### [WORK TASK]
Each line of the data that includes "title" must be copied.

(Collected data entries)
-*-

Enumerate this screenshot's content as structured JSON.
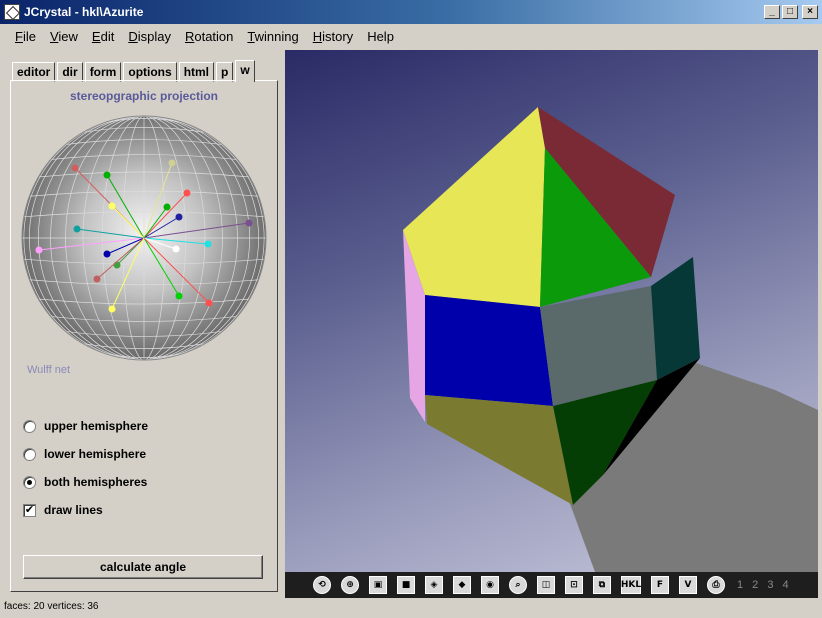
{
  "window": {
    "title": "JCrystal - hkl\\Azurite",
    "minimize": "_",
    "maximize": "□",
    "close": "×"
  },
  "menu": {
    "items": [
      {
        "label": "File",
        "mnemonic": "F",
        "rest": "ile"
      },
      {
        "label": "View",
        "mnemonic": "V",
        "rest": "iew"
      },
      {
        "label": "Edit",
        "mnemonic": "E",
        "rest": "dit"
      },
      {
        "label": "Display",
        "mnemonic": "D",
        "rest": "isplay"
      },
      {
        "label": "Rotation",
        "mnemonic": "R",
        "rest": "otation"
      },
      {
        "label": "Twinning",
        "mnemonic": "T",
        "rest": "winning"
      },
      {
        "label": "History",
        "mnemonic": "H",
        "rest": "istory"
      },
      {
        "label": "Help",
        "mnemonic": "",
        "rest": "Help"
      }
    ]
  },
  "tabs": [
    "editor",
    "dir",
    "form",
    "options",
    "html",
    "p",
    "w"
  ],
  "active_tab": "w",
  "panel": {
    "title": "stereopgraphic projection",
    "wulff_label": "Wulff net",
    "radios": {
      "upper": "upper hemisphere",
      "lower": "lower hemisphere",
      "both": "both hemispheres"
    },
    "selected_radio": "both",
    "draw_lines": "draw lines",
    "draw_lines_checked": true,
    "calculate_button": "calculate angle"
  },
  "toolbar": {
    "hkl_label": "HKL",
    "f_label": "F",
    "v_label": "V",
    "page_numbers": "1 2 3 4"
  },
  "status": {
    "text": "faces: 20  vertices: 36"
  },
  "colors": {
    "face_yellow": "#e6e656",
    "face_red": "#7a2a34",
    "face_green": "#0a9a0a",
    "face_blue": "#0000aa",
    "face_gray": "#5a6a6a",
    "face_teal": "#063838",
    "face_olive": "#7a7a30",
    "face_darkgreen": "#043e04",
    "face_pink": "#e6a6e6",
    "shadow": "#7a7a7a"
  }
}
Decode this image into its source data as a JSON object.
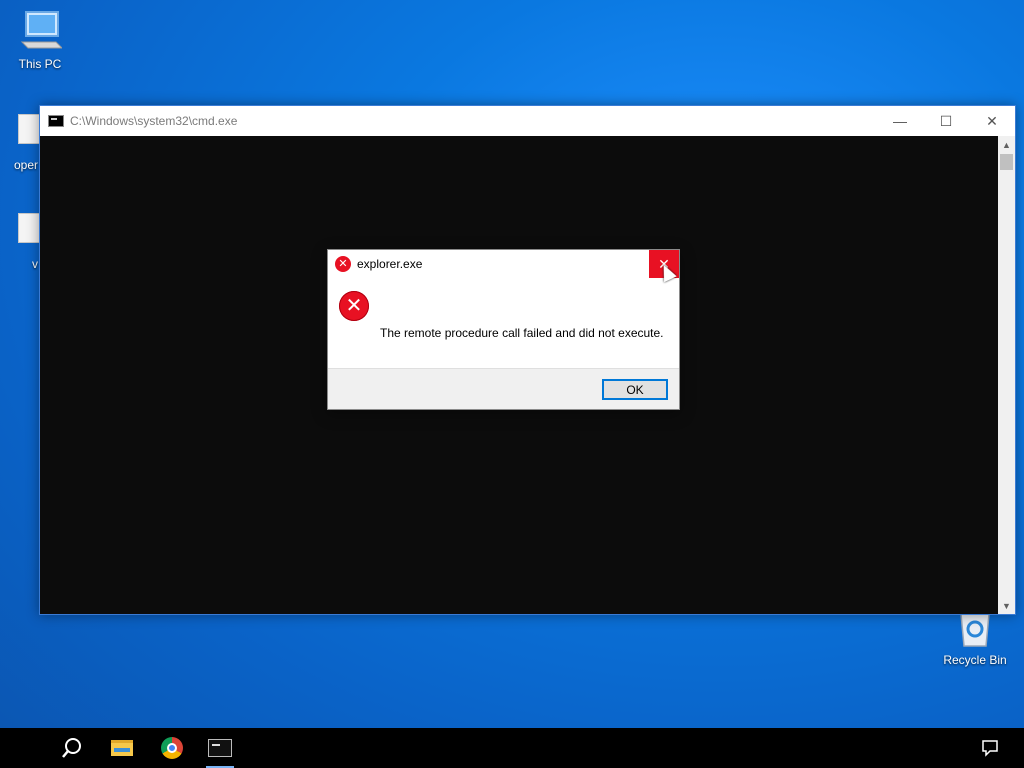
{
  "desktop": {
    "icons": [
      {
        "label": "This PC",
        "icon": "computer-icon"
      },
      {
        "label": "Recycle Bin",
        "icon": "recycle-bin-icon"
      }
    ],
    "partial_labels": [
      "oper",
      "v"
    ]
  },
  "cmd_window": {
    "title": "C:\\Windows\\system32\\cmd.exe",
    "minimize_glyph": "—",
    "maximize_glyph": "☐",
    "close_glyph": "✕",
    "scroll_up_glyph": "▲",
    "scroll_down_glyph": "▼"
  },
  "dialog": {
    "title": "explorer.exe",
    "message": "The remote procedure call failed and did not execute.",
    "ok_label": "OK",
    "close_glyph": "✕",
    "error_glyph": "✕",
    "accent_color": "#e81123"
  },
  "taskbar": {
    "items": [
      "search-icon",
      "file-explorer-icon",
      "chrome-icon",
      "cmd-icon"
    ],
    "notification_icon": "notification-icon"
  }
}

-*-

### [RESPONSE TO THIS EXERCISE]
    "title": "JCrystal - hkl\\Azurite",
    "title": "stereopgraphic projection",
    "title": "C:\\Windows\\system32\\cmd.exe",
    "title": "explorer.exe",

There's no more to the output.